100 Years of Police Bikes

When Harley-Davidson took off, it wasn’t long before police departments took notice and started making requests. By 1907, Harley was officially pumping out motorcycles for law enforcement agencies. Since bikes were more reliable, maneuverable, and faster than cars of the time, it only made sense.

A sole survivor of this time period once belonged to the Los Angeles Police Department, recently popping in at an auction fully restores in its original glory. Harley-Davidson still creates police choppers to this day. 

Service in World War I

Motorcycles in the battlefield were quickly becoming the norm as World War I raged on. The British implemented the Triumph Model H, which was quickly overshadowed when America unveiled the Harley-Davidson in 1917. 

Thousands of these bikes were sent to allied troops, while the U.S. implemented 15,000 for their soldiers. Going from an inventory of five to 15,000 in just under two decades solidified Harley’s place in the American and global market. Heading into World War II, the company would receive two Army-Navy E awards for their aid. 

The Term HOG

Harleys are affectionately called hogs today for their beastly appearance and sound, despite once marketing their motorcycles as the quietest. The term comes from a group of farmers in the 1920s who raced Harleys. After a victory, they would parade their mascot pig around on the bikes.

Harley caught wind of this and embraced the term immediately. They even created the acronym H.O.G. for Harley Owners Group. While they couldn’t trademark the term, they did manage to change their NYSE title from HDI to HOG in 2016. 

Pros And Cons Of Freelancing

Freelance work is here to stay. Technological advances have made freelance opportunities more prevalent than ever before, and according to recent statistics on freelance work, there are an estimated 53 million people doing freelance work in the United States, roughly 34% of the national workforce.

There are a lot of perks that make freelancing desirable to engage in, but it’s not all sunshine and roses. There are advantages and disadvantages alike to freelancing, and today, we’re going to lay some of the most common ones out on the table so you know exactly what they are before you dive head first into the freelance world.

Pro: More Freedom In How You Work

Perhaps the clearest benefit to freelancing is the freedom to pick your schedule and work where and when you choose. By and large, freelancers are independent contractors, so the companies contracting them for services don’t get to dictate the means and methods of said services. If you’re looking to set your own hours and have generous amounts of latitude working from a home office, freelancing has this upside in spades.

Con: Fewer Benefits And Protections

As a freelancer, employer-provided benefits like vacation pay, sick leave, and the like are non-existent, and you’ll need to develop your own backup plan to ensure you’re covered during those hard times. As Los Angeles compensation lawyer Omid Nostrati points out, it is important to know when the work you’re doing has been misclassified as independent contracting, as this is sometimes a way employers try to skirt around properly paying and providing benefits to employees.

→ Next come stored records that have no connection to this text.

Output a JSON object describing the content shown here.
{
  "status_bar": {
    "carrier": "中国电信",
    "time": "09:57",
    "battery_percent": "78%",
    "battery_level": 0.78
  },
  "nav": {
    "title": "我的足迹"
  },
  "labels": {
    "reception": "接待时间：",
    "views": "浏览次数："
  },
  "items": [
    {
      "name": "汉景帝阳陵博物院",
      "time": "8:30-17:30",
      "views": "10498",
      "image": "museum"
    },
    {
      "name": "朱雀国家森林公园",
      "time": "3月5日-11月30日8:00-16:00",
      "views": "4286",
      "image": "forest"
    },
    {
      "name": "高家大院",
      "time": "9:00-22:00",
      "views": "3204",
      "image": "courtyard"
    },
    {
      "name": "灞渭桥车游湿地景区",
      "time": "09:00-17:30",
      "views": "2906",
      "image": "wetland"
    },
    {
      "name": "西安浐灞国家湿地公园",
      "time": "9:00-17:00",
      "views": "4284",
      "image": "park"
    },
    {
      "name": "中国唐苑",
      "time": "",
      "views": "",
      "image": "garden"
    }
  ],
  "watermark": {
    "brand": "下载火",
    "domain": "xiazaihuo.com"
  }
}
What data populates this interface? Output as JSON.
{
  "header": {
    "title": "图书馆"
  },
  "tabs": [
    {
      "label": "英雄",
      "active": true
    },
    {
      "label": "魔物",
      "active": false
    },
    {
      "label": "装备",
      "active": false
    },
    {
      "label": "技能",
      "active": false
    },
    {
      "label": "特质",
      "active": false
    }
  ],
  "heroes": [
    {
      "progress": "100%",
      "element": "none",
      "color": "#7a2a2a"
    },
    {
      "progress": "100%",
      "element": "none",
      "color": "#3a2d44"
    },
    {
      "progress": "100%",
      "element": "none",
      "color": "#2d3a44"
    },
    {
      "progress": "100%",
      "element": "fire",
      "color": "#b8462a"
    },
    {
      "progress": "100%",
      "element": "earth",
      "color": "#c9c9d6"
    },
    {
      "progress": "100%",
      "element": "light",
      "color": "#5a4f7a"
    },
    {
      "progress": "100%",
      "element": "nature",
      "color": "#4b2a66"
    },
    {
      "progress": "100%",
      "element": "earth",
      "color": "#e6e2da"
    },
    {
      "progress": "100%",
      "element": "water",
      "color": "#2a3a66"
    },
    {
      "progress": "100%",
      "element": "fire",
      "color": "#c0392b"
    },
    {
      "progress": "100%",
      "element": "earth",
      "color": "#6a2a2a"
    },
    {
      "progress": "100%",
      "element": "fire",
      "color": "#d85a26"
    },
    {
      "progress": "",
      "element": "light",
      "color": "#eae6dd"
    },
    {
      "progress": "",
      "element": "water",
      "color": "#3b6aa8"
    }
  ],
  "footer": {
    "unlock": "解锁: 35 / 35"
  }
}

Pro: Easier Barrier To Entry And Higher Compensation

This isn’t a hard rule, but oftentimes, because freelancers require less of a commitment on the part of a company, it might be a bit easier to get yourself contracted for the odd job here or there when compared to scoring a full-time position. What’s more, the reduced overhead of working with freelancers means they might also be able to offer an increased rate of compensation for those services.

Con: Sporadic Cash Flow

There’s less security in freelance work, and nearly all freelancers have run into those lean times where jobs just aren’t coming in and all the usual clients just don’t have a need for your services. This means cash can get tight, and if you haven’t planned ahead for the lean times, it can be difficult to make your way.

Pro: It’s Fresh And Exciting

Freelancing has the potential to open new doors you may have only dreamed of in the 9 to 5 world. As you work on different projects and make new connections, you’ll start to gain glimpses into other industries on a regular basis, breaking up the monotony of doing the same job day in and day out.